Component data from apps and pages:
== == ==

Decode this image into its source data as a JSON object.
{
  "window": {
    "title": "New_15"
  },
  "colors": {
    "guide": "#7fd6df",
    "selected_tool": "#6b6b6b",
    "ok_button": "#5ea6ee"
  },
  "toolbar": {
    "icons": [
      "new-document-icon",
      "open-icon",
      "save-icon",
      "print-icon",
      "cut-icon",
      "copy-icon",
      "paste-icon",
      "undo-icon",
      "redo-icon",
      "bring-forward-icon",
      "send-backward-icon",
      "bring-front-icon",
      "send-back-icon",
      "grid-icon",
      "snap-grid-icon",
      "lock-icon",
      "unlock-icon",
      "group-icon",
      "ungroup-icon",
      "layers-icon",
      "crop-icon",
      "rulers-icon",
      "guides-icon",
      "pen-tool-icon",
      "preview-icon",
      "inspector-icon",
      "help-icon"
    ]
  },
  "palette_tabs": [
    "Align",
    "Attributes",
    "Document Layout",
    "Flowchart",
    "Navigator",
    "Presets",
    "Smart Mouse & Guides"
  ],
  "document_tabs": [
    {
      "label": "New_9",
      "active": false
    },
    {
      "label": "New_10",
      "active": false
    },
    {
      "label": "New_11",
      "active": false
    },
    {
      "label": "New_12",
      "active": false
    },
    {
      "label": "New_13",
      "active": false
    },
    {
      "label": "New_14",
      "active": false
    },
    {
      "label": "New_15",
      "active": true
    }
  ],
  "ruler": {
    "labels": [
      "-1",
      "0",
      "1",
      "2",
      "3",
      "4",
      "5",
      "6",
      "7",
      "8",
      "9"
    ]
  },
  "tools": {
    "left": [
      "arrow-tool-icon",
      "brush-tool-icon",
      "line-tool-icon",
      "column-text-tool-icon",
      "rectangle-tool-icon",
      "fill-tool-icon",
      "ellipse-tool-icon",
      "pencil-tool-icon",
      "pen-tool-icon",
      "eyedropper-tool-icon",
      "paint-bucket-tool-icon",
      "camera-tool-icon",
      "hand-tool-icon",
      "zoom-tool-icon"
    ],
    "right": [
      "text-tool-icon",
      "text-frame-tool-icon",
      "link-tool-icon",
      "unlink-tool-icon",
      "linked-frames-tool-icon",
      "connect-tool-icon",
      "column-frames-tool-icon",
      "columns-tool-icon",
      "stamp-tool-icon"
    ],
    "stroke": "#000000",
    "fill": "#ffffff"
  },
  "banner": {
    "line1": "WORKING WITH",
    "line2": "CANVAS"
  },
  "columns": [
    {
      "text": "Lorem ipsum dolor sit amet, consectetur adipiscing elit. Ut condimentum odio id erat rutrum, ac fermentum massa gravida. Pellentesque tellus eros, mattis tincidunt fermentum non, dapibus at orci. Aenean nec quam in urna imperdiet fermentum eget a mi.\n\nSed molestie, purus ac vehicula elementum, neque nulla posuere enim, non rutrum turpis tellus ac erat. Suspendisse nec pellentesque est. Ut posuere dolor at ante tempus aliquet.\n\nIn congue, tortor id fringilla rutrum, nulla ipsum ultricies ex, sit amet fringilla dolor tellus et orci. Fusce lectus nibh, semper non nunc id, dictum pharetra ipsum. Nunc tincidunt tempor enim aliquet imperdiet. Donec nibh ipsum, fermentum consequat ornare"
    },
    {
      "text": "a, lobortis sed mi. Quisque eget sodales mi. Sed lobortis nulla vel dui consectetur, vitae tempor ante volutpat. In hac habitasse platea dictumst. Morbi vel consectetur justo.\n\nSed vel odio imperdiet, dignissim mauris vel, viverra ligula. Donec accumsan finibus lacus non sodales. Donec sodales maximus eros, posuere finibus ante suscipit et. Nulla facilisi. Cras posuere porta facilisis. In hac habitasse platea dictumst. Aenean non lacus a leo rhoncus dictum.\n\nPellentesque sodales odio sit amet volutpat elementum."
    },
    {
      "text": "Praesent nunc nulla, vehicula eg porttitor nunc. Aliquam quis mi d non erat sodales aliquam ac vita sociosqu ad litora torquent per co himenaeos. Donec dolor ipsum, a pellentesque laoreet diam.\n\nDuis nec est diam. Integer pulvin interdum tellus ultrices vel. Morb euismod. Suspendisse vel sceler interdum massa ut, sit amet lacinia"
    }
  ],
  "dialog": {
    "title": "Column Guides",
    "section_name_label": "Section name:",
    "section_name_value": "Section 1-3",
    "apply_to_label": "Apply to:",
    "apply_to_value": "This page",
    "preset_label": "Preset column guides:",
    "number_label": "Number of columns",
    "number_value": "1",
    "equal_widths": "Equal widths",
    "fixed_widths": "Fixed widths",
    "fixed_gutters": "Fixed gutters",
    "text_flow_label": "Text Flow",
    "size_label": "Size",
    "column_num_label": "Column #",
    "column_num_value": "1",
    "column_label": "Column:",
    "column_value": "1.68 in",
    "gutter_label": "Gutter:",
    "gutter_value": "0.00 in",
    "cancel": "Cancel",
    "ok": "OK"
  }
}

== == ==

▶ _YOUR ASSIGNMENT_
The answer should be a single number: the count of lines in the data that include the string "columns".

▶ _ANSWER SECTION_
3